--- EXERCISE DETAILS ---
From the first line to the last, retype the records exactly without their images.

--- MATERIAL SHOWN ---
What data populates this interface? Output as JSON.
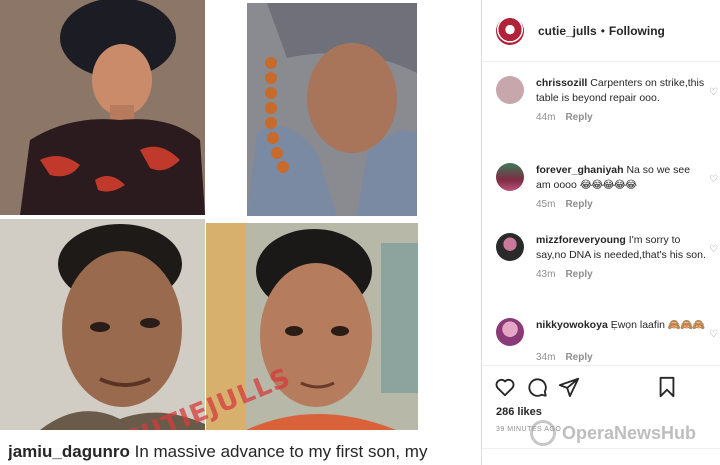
{
  "post": {
    "author": "cutie_julls",
    "follow_status": "Following",
    "separator": "•",
    "watermark": "CUTIEJULLS",
    "caption_user": "jamiu_dagunro",
    "caption_text": "In massive advance to my first son, my"
  },
  "comments": [
    {
      "username": "chrissozill",
      "text": "Carpenters on strike,this table is beyond repair ooo.",
      "time": "44m",
      "reply_label": "Reply"
    },
    {
      "username": "forever_ghaniyah",
      "text": "Na so we see am oooo",
      "emojis": "😂😂😂😂😂",
      "time": "45m",
      "reply_label": "Reply"
    },
    {
      "username": "mizzforeveryoung",
      "text": "I'm sorry to say,no DNA is needed,that's his son.",
      "time": "43m",
      "reply_label": "Reply"
    },
    {
      "username": "nikkyowokoya",
      "text": "Ẹwọn laafin",
      "emojis": "🙈🙈🙈",
      "time": "34m",
      "reply_label": "Reply"
    }
  ],
  "actions": {
    "likes": "286 likes",
    "time_ago": "39 MINUTES AGO"
  },
  "overlay": {
    "brand": "OperaNewsHub"
  },
  "icons": {
    "like": "heart-icon",
    "comment": "comment-icon",
    "share": "share-icon",
    "save": "bookmark-icon",
    "comment_like": "heart-icon"
  }
}
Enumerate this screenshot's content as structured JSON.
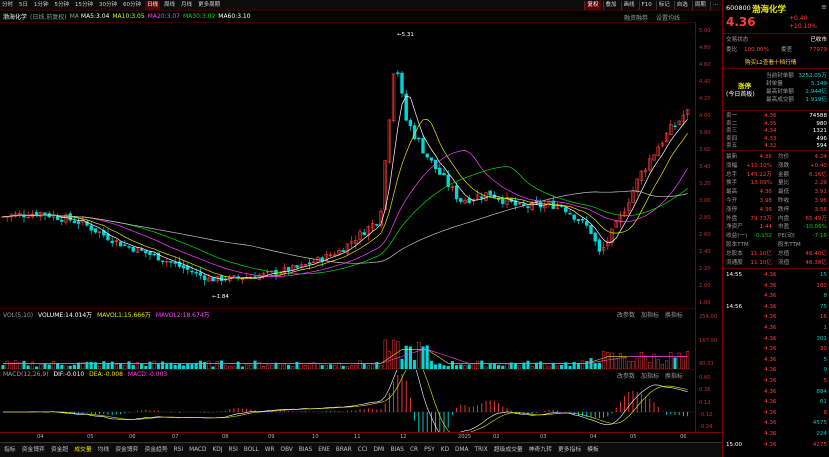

--- WRITTEN SOLUTION ---
What data populates this interface? Output as JSON.
{
  "post": {
    "author": "cutie_julls",
    "follow_status": "Following",
    "separator": "•",
    "watermark": "CUTIEJULLS",
    "caption_user": "jamiu_dagunro",
    "caption_text": "In massive advance to my first son, my"
  },
  "comments": [
    {
      "username": "chrissozill",
      "text": "Carpenters on strike,this table is beyond repair ooo.",
      "time": "44m",
      "reply_label": "Reply"
    },
    {
      "username": "forever_ghaniyah",
      "text": "Na so we see am oooo",
      "emojis": "😂😂😂😂😂",
      "time": "45m",
      "reply_label": "Reply"
    },
    {
      "username": "mizzforeveryoung",
      "text": "I'm sorry to say,no DNA is needed,that's his son.",
      "time": "43m",
      "reply_label": "Reply"
    },
    {
      "username": "nikkyowokoya",
      "text": "Ẹwọn laafin",
      "emojis": "🙈🙈🙈",
      "time": "34m",
      "reply_label": "Reply"
    }
  ],
  "actions": {
    "likes": "286 likes",
    "time_ago": "39 MINUTES AGO"
  },
  "overlay": {
    "brand": "OperaNewsHub"
  },
  "icons": {
    "like": "heart-icon",
    "comment": "comment-icon",
    "share": "share-icon",
    "save": "bookmark-icon",
    "comment_like": "heart-icon"
  }
}
Enumerate this screenshot's content as structured JSON.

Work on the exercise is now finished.